Living with Wildlife – Groundhogs

by | Wildlife Fact Sheets |

groundhog, groundhogs
By Cephas – Own work, CC BY-SA 3.0,

In an effort to coexist with wildlife, consider the enormous hardships these intelligent and fascinating wild species encounter because so much of their habitat has been destroyed. Each year they are forced into closer contact with humans and must compete with us for food, shelter and space. With a little understanding, patience and a few precautions and common sense steps, we can all enjoy the wonderfully interesting wild animals who share our backyards and cities.

Groundhogs, a member of the squirrel family, are famous because of “Groundhog Day” in February, when they “predict” how much longer winter will last. Adult groundhogs typically weigh between five to 10 pounds and are approximately 20 inches long. They are light to dark brown in colour and have short tails. Groundhogs hibernate for about five months commencing when cold weather begins.


Groundhogs are natural inhabitants of forested areas, but they have adapted and prospered in close proximity to human activity. Groundhogs are common residents near agricultural pastures, croplands, backyards and wooded areas such as urban parks. They live in complex burrows with separate spaces for their different needs, and multiple entrance/exit holes.


Primarily herbivores, groundhogs eat grasses, leaves, berries, dandelions and clovers. Groundhogs will also munch on garden vegetables and fruit when the opportunity arises.


Breeding period occurs in the spring, and, approximately one month after mating a litter of four to six are born. The young mature quickly and are independent by midsummer.

Common questions:

Groundhogs are eating my vegetables. What can I do?

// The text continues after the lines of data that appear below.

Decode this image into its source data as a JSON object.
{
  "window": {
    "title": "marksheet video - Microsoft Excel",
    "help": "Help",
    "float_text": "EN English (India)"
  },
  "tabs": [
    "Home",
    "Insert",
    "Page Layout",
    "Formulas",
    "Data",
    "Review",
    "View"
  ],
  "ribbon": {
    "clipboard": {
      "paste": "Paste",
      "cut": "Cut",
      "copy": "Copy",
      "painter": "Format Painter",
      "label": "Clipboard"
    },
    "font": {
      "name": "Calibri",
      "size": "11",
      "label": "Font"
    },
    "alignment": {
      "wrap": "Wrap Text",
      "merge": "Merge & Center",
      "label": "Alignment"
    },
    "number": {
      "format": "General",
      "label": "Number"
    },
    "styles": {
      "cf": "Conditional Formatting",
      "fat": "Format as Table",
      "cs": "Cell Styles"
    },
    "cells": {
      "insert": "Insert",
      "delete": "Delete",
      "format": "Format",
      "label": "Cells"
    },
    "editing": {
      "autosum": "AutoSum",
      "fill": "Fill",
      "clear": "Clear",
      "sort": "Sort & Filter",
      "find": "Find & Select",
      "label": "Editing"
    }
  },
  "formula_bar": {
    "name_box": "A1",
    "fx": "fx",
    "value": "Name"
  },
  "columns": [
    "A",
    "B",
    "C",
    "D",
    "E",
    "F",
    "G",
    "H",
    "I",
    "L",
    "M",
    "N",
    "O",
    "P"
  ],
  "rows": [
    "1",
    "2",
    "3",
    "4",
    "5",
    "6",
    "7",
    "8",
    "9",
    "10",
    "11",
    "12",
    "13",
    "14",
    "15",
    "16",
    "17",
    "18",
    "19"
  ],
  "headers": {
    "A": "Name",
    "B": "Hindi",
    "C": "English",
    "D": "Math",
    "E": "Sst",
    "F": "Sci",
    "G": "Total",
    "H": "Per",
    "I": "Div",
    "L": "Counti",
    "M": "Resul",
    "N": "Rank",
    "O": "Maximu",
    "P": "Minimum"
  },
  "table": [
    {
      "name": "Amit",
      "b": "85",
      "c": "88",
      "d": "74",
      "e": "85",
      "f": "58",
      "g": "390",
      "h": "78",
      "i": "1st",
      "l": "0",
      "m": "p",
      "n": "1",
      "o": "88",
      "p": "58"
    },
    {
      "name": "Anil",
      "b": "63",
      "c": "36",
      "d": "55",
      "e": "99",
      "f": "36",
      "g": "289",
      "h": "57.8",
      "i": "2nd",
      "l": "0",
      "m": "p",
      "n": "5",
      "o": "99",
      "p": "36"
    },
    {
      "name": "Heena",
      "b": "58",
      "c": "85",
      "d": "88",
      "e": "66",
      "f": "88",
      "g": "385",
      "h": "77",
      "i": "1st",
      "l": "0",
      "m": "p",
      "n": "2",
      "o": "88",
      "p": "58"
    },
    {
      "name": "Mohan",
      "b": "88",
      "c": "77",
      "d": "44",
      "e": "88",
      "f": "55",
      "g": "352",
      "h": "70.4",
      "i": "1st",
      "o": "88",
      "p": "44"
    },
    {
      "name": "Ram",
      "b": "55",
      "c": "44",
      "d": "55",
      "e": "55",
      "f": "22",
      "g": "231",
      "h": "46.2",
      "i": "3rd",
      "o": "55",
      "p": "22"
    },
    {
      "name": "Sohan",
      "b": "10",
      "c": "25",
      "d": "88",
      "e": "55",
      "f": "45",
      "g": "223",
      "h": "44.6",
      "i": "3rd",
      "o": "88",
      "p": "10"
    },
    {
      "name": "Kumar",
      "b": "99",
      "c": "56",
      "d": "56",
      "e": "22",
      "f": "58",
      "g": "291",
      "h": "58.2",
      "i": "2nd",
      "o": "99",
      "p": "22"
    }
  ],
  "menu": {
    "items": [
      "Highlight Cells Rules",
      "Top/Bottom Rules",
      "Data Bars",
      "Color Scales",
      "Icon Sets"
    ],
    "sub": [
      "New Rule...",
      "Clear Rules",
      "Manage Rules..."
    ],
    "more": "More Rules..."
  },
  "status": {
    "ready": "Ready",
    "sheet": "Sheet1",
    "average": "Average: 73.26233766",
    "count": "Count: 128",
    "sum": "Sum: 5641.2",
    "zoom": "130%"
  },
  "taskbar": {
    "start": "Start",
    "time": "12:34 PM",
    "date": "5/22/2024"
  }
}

Groundhogs are easily frightened so making frequent visits to your garden may be enough to deter them. Constructing a scarecrow that makes noise and moves when the wind blows can also be suitable to scare away groundhogs. However, if the groundhog is more persistent there are a number of solutions. The most permanent way to keep groundhogs out of your garden is to exclude them with a fence. The fence only needs to be about three feet high. To stop groundhogs from burrowing underneath, the fence should be buried about one foot beneath the ground, with a section of the fence facing outwards in a backwards ‘L’ shape. If fencing is not an option, you can cover the plants with milk jugs with the bottom cut out, or covers can be purchased from garden supply stores.

Repellents may also be used to deter groundhogs from your garden. There are also many homemade remedies you can try. A diluted solution of hot sauce (one tablespoon of hot sauce mixed in one gallon of water) sprayed directly on the veggies or around the perimeter of the garden may deter groundhogs. Remember to wash vegetables and fruit thoroughly before consuming them yourself.

Other easy deterrents to try are scare devices. Motion-sensitive lights, alarms, or sprinklers can be used to scare groundhogs away. You can also build your own scare device. Insert a pole into the ground near the garden and hang a metal garbage lid or pie plates on the post. When the wind blows this will create motion and noise to scare the groundhogs. You can also use scare tape which can be purchased at hardware or garden supply stores.

As burrowers, groundhogs can also be disturbed through the introduction of vibrations in the ground they inhabit. Spinning pinwheels can be installed at the entry. When the wind blows, the pinwheel spins and creates vibrations that groundhogs can feel and will dislike in their underground home. Another option is letting vegetation grow around the entry/exit hole. Restricted visibility at the entry/exit point of the burrow will make the groundhog feel insecure and may help encourage relocation.

There is a groundhog under my shed. How can I get rid of it?

If this problem has arisen in the summer months the groundhog is most likely a mother with young. In this case we encourage the homeowner to be tolerant and patient. Young do not leave the den until five to six weeks of age, and, until the homeowner notices the young leaving the burrow, no exclusion methods should be attempted. The best time to exclude groundhogs is late summer or early fall.

The first step in excluding a groundhog is to remove all vegetation near the entrance/exit hole, and to dig out the entrance/exit hole. Noise, light and odour deterrents can all be used to help convince the groundhog to vacate the burrow. Place a battery-powered radio tuned to an all-talk station at a fairly high volume near the burrow. Also, place a battery-powered light shining towards the burrow. These methods will disturb the groundhog and make her feel insecure and more likely to move out. You can also try the suggestion above regarding allowing vegetation to grow around entry/exit holes.

Once you suspect the groundhog has left, place some loose hay in the entrance/exit hole. If the hay is not disturbed for three to four days you can take steps to permanently seal the entrance hole. You will have to place heavy wire screening over the hole, and dig a one-foot wide by one-foot deep trench around the hole – placing heavy wire screen inside. You may also want to bend the screen to extend outwards (backwards ‘L’). Check the hole every couple days to ensure no animal is attempting to dig back into the burrow.